I was able to move through the early game content on my own with very little hassle. We were grouped up early on and able to conduct a few missions as a three-person squad but it never felt like we were up against anything we couldn’t tackle on our own. This stopped being the case once we moved over to the end game content. Dealing with heavily armoured Black Tusk paramilitary troops, with their bomb droids and robot dogs, is a task not to be taken lightly. We had to stick together, co-ordinate our cooldowns and focus fire if we wanted to survive. We went from barely having to speak in the early game to giving constant situational updates. Mistakes were costly, but preventable. Purple and Gold enemy tiers posed a significant threat and would take multiple clips to drop, their armour sloughing off in pieces once it absorbed a truly hilarious amount of incoming DPS.
Most looter shooters rely on tactics and cover for optimised play and The Division 2 is no different. However, the way it leans into its militaristic setting makes these elements feel more grounded. Unlike the frenetic pace of titles like Destiny 2 or Warframe, Ubi feel content to set a more sedate pace. Through this, your interactions with violent gang members take on a different vibe beyond simple mob cleanup. There’s a feeling of tactical efficiency that isn’t present in other games of this kind. The slower pace also lends itself to both ends of the player specturm — the hardcore can be as ruthless and organised as they please, while casual players can pop in for a couple of hours in the evening after work and feel like they’ve gotten something out of it. Tough line to walk, but it’s there.
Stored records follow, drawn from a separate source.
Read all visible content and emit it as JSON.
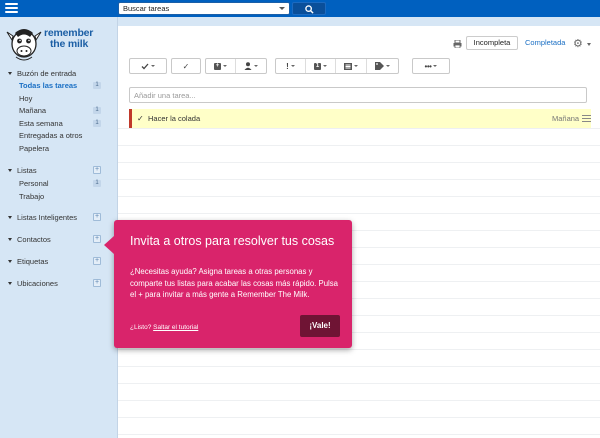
{
  "colors": {
    "topbar": "#0060bf",
    "sidebar": "#d6e6f5",
    "accent": "#1a6fc4",
    "tooltip": "#d9246b",
    "ok_button": "#6f1434",
    "task_highlight": "#ffffc8",
    "priority": "#c0392b"
  },
  "header": {
    "menu_icon": "hamburger-icon",
    "search": {
      "placeholder": "Buscar tareas"
    },
    "search_icon": "magnifier-icon"
  },
  "logo": {
    "line1": "remember",
    "line2": "the milk"
  },
  "sidebar": {
    "inbox": {
      "label": "Buzón de entrada",
      "items": [
        {
          "label": "Todas las tareas",
          "count": "1"
        },
        {
          "label": "Hoy",
          "count": ""
        },
        {
          "label": "Mañana",
          "count": "1"
        },
        {
          "label": "Esta semana",
          "count": "1"
        },
        {
          "label": "Entregadas a otros",
          "count": ""
        },
        {
          "label": "Papelera",
          "count": ""
        }
      ]
    },
    "lists": {
      "label": "Listas",
      "add": "+",
      "items": [
        {
          "label": "Personal",
          "count": "1"
        },
        {
          "label": "Trabajo",
          "count": ""
        }
      ]
    },
    "smart_lists": {
      "label": "Listas Inteligentes",
      "add": "+"
    },
    "contacts": {
      "label": "Contactos",
      "add": "+"
    },
    "tags": {
      "label": "Etiquetas",
      "add": "+"
    },
    "locations": {
      "label": "Ubicaciones",
      "add": "+"
    }
  },
  "main": {
    "tabs": {
      "incomplete": "Incompleta",
      "complete": "Completada"
    },
    "toolbar": {
      "complete": "✓",
      "priority": "!",
      "more": "•••"
    },
    "add_task": {
      "placeholder": "Añadir una tarea..."
    },
    "tasks": [
      {
        "name": "Hacer la colada",
        "due": "Mañana"
      }
    ]
  },
  "tooltip": {
    "title": "Invita a otros para resolver tus cosas",
    "body": "¿Necesitas ayuda? Asigna tareas a otras personas y comparte tus listas para acabar las cosas más rápido. Pulsa el + para invitar a más gente a Remember The Milk.",
    "ready": "¿Listo?",
    "skip": "Saltar el tutorial",
    "ok": "¡Vale!"
  }
}
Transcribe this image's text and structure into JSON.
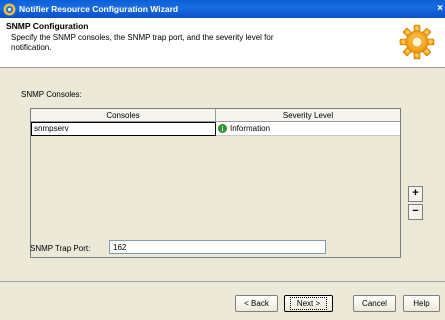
{
  "window": {
    "title": "Notifier Resource Configuration Wizard",
    "close_symbol": "×"
  },
  "header": {
    "title": "SNMP Configuration",
    "description": "Specify the SNMP consoles, the SNMP trap port, and the severity level for notification."
  },
  "consoles": {
    "label": "SNMP Consoles:",
    "columns": [
      "Consoles",
      "Severity Level"
    ],
    "rows": [
      {
        "console": "snmpserv",
        "severity": "Information"
      }
    ],
    "add_symbol": "+",
    "remove_symbol": "−"
  },
  "trap_port": {
    "label": "SNMP Trap Port:",
    "value": "162"
  },
  "buttons": {
    "back": "< Back",
    "next": "Next >",
    "cancel": "Cancel",
    "help": "Help"
  },
  "icons": {
    "app": "wizard-app-icon",
    "header": "gear-icon",
    "severity": "info-icon"
  },
  "colors": {
    "titlebar": "#0a5fd6",
    "dialog_bg": "#ece9d8",
    "info_green": "#2e9b2e",
    "gear_orange": "#f3a31c"
  }
}
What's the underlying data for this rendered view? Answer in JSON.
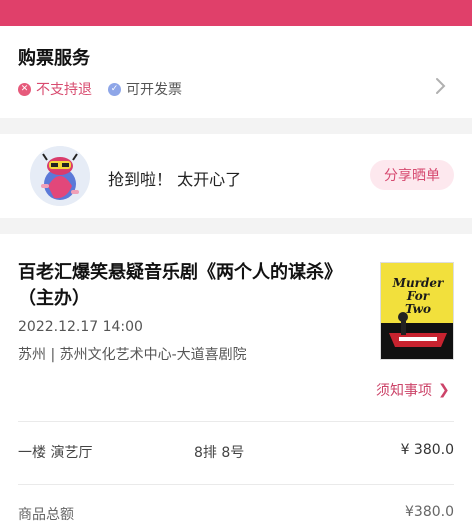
{
  "service": {
    "title": "购票服务",
    "tags": [
      {
        "label": "不支持退",
        "icon": "close-circle-icon",
        "color": "#d84b6f"
      },
      {
        "label": "可开发票",
        "icon": "check-circle-icon",
        "color": "#8ea6e8"
      }
    ]
  },
  "share": {
    "message": "抢到啦！ 太开心了",
    "button_label": "分享晒单"
  },
  "order": {
    "show_title": "百老汇爆笑悬疑音乐剧《两个人的谋杀》（主办）",
    "datetime": "2022.12.17 14:00",
    "venue": "苏州 | 苏州文化艺术中心-大道喜剧院",
    "poster_text": [
      "Murder",
      "For",
      "Two"
    ],
    "notice_label": "须知事项",
    "ticket": {
      "area": "一楼 演艺厅",
      "seat": "8排 8号",
      "price": "¥ 380.0"
    },
    "total": {
      "label": "商品总额",
      "value": "¥380.0"
    }
  },
  "colors": {
    "brand": "#e0406a",
    "accent_text": "#d64a70",
    "share_bg": "#fde8ee"
  }
}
The downside of this approach is that if you’re the sort of person for whom exciting traversal is important — like Destiny 2‘s Sparrows or the highly mobile Javelin suits of Anthem — then The Division 2 might leave you a bit frustrated. This is the post-apocalypse after all — there’s no working vehicles to speak of and even if there were, the streets would still be too jammed with dead cars to drive on. Walking is the only way to get around the ruins of DC, though I wouldn’t say no to a push bike. Fast travel is available, but it keeps you from encountering mobs and picking up some fresh loot on the way. Something to keep in mind if you prefer a faster pace. I can imagine curious Warframe players might feel like their character is knee-deep in molasses.
What my three hour session with The Division 2 showed me was a game that is very invested in getting you to stick around. Community is everything to a game like this and its great to see the teams involved looking to their community for their cues on things to tackle. With Anthem right around the corner and no small amount of existing competition, it will be interesting to see how The Division 2 fares when it arrives in March. You can try it for yourself when the Private Beta kicks off on Feb 7.
The Division 2 launches March 15, 2019 on PlayStation 4, Xbox One and Windows PC. The author attended this preview as a guest of Ubisoft Australia.